NTSB Chair Jennifer Homendy https://www.flickr.com/photos/ntsb/49584384953
07 Mar 2024

Controlled vent and burn of vinyl chloride in East Palestine 'unnecessary'


NTSB Chair Jennifer Homendy testified to Congress Wednesday that a controlled burn and explosion weren’t necessary after a train derailed in East Palestine, Ohio in February 2023.

The National Transportation Safety Board (NTSB) Chair Jennifer Homendy testified before Congress regarding the train derailment in East Palestine, Ohio, in February 2023. She stated that a controlled vent and burn was unnecessary and lacked scientific basis. Homendy confirmed that Norfolk Southern contractors lacked the required scientific background to make such decisions and were not provided with essential information by Oxy Vinyls. 

Ground crews were given only 13 minutes to decide on the controlled vent-and-burn , with no alternative opinions considered. 

Despite the option to let the chemicals cool down, this was not pursued. Homendy noted that the temperature had stabilized hours before the burn and explosion occurred. Senator J.D. Vance called this situation an "extraordinary finding" and expressed concern over the potential poisoning of the town for reasons that remain unclear.


Huge need for HazMat training of volunteer fire officers

CTIF.org has previously written about how crucial it is to train especially volunteer firefighters in procedure for hazmat in train derailments. A large HazMat training need was identified for volunteer fire departments after it was found that It took nearly one hour to identify chemicals in East Palestine derailment 

We have also reported on how the volunteer East Palestine fire chief told investigators probing a Norfolk Southern derailment that the railroad gave him 13 minutes to decide whether to vent and burn carloads of hazardous vinyl chloride — a timeline he said left him feeling “blindsided”, as reported by the Washington Post.

The decision to vent and burn off the hazardous materials was the best decision Fire Chief Keith Drabick felt he could make at the time, with the information he had. While few in the fire community would perhaps disagree with his decision, the public has had a range of more or less heated opinions on both the initial response, and how the authorities have handled the situation afterwards. 

The decision to vent and burn was seen as controversial .With only 13 minutes to make a decision, many factors are naturally weighed against each other, and few would envy an incident commander the intense pressure of having to make such a rapid decision based on often insufficient information.
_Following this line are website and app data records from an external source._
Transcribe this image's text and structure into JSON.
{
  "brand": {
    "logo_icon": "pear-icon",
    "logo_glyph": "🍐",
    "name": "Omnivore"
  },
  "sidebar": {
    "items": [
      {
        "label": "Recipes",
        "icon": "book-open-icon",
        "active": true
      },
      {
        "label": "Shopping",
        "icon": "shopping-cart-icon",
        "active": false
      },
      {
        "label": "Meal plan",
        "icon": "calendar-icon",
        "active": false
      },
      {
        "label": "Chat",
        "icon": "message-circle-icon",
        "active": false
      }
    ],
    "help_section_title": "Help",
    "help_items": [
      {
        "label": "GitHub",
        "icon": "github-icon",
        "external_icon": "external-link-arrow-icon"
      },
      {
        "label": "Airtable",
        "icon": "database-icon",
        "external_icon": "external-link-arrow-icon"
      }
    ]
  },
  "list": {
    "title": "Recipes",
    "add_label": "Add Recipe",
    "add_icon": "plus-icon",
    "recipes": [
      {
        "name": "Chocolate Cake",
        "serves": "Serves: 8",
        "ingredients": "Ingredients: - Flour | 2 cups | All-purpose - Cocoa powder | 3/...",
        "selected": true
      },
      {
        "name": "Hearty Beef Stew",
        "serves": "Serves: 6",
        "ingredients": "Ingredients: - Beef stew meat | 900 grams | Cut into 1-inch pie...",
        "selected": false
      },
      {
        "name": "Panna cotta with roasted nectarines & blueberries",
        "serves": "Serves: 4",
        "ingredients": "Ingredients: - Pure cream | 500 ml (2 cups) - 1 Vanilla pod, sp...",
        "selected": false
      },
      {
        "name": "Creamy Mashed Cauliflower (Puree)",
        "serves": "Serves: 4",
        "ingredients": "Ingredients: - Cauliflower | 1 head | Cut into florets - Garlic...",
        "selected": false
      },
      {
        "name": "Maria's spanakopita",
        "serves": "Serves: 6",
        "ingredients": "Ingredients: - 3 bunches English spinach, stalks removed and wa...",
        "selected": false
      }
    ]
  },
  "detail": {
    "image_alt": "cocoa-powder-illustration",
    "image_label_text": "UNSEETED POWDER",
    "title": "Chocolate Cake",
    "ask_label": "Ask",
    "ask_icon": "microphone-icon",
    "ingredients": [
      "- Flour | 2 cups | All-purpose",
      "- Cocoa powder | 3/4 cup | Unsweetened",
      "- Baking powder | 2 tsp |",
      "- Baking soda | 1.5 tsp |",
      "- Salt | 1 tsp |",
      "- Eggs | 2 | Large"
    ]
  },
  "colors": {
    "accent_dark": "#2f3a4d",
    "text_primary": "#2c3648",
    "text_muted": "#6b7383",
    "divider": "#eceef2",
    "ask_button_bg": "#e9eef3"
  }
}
Photo Credit: (Cover Photo above) National Transportation Safety Board. Flickr license